My mother always gave fantastic, bombastic gifts. The last one she gave me was huge – I now have abandonment issues to my core.
Because of that, during times when my partner and I are at odds, Googling glittery relationship articles functions as a drug for me. The concrete numbers in the headlines—“10 Ways to Stop Him from Cheating” or “6 Ways to Get Him to Commit” are calming, assuring me that all my problems have a clear solution. They trick me into thinking that if I develop the perfect formula, if I do everything right, I won’t feel that abandonment anymore.
But the reassurance wears thin. At their core, these articles just make that abandonment seem imminent and healthy love seem impossible. They worsen whatever conflict my partner and I are facing, putting forth prescribed methods of solving things that are quite frankly, a load of BS.
Is he hesitant to move in together? Dump him immediately and find a handsome doctor who will marry you within three months.
Are you having sex less frequently? It’s your fault – stop nagging him about [insert legitimate concern here]. Oh, and buy this $200 lingerie if you don’t want to get dumped.
I feel so empty after I read this stuff. These tips and tricks don’t solve my problems. I still wake up in the night, half-unsure of whether my partner is sleeping next to me, or whether our two-year relationship was just a feverish dream.
My partner is my best friend, my family, the love of my life. Sometimes I worry that I’ll break us under the pressure of what he means to me.
Because of my estrangement from my parents, when I think of losing him, the pain I feel is not just the pain of losing a lover. It’s the pain of losing everything. When we argue and tempers rise, I can’t help but be reminded of my mother’s twisted face, calling me a bitch and telling me that I am evil, just like her.
When he doesn’t text back, I see the unanswered texts I’ve sent my father over the years, begging him to talk to me. I see the emails and letters that I’ve sent my younger siblings, communications my mother forbids them to respond to.
And once, when we came close to breaking up, I felt I could actually smell the freshly washed hair of my little brother David, who has probably forgotten both who I am, and how much I love him.
I feel it is important to stress that I’m not with my partner because I’m afraid to be alone.
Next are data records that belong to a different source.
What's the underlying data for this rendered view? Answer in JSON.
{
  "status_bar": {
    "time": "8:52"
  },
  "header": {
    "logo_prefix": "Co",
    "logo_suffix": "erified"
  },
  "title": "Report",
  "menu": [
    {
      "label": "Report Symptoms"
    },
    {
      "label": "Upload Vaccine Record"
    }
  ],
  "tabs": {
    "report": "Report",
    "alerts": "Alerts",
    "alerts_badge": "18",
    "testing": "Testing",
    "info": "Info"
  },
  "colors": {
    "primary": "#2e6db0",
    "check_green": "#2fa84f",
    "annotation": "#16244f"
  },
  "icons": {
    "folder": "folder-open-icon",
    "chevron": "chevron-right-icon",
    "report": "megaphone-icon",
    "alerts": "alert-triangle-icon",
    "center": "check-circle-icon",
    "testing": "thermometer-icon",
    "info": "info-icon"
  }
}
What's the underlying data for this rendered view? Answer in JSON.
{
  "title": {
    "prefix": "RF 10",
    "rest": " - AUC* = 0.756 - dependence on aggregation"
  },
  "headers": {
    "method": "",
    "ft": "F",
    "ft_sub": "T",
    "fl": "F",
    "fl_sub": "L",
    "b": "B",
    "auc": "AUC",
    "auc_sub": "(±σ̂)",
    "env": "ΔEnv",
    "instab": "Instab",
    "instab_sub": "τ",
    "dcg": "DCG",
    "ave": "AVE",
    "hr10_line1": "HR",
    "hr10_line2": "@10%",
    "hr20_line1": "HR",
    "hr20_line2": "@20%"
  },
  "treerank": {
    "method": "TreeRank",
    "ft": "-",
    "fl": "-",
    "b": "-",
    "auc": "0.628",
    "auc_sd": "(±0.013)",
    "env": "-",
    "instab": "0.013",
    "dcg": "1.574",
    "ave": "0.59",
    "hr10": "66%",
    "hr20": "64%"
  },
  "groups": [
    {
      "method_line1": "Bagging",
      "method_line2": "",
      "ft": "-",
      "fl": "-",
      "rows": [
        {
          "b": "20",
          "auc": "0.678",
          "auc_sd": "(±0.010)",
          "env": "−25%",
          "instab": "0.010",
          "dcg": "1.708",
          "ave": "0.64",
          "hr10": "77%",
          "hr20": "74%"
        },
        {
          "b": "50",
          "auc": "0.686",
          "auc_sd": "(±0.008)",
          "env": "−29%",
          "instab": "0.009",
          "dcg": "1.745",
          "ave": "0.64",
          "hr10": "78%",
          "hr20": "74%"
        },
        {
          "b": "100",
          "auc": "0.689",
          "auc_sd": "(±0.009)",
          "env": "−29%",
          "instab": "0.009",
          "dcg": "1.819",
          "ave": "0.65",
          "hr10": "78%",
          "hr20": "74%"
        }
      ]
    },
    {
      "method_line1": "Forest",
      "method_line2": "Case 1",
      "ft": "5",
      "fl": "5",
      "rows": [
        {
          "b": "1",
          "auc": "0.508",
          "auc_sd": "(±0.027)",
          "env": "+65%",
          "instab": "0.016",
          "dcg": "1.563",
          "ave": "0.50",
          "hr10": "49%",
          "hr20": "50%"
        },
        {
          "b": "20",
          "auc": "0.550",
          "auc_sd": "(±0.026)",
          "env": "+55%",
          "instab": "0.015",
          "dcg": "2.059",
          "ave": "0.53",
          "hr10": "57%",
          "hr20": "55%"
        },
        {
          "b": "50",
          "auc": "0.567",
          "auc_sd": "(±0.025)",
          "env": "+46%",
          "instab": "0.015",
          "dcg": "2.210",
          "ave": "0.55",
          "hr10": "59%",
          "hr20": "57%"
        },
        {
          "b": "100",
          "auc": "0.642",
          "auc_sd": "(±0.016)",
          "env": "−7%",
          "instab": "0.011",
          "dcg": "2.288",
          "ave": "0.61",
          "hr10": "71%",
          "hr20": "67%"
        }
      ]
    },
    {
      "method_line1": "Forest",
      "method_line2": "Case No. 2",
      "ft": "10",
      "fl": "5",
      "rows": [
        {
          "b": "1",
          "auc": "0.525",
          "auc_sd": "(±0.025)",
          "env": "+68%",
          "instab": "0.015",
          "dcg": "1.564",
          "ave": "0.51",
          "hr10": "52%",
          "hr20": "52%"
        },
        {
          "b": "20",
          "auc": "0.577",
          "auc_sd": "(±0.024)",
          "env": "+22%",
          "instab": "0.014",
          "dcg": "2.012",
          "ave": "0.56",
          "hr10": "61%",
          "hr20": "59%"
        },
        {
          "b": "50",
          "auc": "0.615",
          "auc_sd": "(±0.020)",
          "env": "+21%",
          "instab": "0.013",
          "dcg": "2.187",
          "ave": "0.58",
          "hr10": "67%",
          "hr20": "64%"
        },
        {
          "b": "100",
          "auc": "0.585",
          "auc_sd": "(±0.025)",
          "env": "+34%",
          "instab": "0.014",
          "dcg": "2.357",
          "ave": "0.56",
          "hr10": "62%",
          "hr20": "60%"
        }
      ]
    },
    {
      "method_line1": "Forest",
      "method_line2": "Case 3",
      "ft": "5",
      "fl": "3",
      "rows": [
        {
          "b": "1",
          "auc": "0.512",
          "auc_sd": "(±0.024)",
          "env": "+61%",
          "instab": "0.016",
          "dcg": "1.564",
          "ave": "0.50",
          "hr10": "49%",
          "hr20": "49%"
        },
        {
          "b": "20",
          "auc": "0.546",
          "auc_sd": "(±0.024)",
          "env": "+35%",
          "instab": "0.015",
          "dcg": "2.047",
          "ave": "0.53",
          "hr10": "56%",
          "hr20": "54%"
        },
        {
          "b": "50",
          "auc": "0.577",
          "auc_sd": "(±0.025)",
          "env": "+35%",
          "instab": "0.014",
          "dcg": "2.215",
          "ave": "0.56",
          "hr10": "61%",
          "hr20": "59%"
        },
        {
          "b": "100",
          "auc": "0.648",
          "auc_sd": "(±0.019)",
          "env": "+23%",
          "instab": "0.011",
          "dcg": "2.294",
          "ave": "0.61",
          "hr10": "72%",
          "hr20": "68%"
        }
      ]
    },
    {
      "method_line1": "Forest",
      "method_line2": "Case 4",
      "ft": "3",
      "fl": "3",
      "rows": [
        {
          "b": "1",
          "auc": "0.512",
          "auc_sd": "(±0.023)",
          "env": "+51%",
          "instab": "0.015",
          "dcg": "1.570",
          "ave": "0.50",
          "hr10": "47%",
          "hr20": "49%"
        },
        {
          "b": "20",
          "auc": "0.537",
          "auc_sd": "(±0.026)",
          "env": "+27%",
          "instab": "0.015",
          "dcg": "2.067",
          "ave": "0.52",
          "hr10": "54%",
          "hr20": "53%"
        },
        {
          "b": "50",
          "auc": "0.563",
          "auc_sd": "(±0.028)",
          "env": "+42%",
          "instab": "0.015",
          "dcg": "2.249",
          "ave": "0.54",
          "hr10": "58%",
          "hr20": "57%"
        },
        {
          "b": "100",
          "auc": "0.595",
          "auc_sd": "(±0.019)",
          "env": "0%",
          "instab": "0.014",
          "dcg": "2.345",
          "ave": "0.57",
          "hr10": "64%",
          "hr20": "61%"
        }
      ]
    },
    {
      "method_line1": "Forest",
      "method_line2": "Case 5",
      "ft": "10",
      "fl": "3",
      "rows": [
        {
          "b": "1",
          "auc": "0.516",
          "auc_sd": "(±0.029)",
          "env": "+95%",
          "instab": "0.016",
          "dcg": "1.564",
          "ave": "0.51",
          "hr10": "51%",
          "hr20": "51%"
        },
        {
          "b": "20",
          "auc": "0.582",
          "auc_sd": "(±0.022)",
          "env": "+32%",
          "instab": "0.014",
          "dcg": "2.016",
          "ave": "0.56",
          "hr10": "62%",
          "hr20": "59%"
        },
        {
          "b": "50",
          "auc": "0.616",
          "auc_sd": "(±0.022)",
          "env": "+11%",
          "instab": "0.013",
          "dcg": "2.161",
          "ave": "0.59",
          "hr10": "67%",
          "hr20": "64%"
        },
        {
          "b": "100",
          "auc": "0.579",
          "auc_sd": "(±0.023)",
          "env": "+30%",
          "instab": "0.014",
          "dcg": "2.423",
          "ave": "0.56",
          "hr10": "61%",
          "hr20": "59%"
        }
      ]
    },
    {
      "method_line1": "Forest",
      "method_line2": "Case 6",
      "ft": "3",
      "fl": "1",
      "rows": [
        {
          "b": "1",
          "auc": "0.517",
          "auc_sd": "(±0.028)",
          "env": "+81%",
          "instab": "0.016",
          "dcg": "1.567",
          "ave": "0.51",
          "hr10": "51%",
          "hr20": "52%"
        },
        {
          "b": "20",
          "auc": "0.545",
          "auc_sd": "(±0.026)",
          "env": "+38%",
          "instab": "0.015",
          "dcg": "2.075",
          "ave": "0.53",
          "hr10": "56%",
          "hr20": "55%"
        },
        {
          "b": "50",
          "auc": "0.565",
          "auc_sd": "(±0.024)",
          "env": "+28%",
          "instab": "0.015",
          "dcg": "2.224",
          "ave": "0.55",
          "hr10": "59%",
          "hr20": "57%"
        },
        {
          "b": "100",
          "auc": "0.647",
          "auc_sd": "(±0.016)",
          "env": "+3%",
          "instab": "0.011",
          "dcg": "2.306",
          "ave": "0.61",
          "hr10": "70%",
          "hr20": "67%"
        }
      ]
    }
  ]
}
I’m with him because I love him. But I’ve tasted the terror of abandonment in a way he never has. Like Eve ruined paradise with her knowledge of sin, I worry that I will ruin us with my knowledge of what it feels like to be left alone by the people who are supposed to stick with you.
My mother is gone to me, but she lives on as an insidious voice inside my head, a vestigial organ from a time when I stupidly thought she loved me. That voice tells me how worthless, how invalid, how evil, how stupid, how whorish, how ugly, how fat I am.
So, I Google. Because, in those moments of self-doubt and fear, those headlines offer a lifeline. And these trashy articles both quiet and feed that internal voice, making them the perfect addiction.
I miss my siblings every day. I miss them in my dreams, when I’m at work, and every time I call my two best friends “brother” or “sister.” Sometimes, I miss my father. And even more rarely, I miss my mother – or the person I thought she was.
But more than anything, I miss living in a world where I felt like it was impossible to lose love. I never imagined that my mother and father would do this to me. But they did. And so, when my partner tells me to trust him, to trust in our love, I want to, but I’m not sure I can.
When I Google relationship articles, I am seeking to set myself on an established path that will guarantee that I don’t lose anyone else. I feel that I must have done something wrong to make my parents do this to me, so I am scouring the internet for a way to make it right – to not let it happen again.
In better moments, I know that these articles try to give us a path to happiness that doesn’t exist. It doesn’t exist because dismantling those evil voices in your head (whether your parents put them there or whether the patriarchy did) is much harder than simply following the rule and texting exactly three days after he gives you his number.
I know all this. I know it, and what’s more, I just wrote it for you. But my mother and I have unfinished business, and I haven’t rid myself of her voice yet. I still don’t know how to live up to my ideals of trust, self-confidence and feminism. Until I figure it out, you may find me seeking solace in a Google search bar, which offers easy answers in a world that seems devoid of them.
Nylah Burton is a freelance writer based in Denver, CO. You can follow her on Twitter @yumcoconutmilk.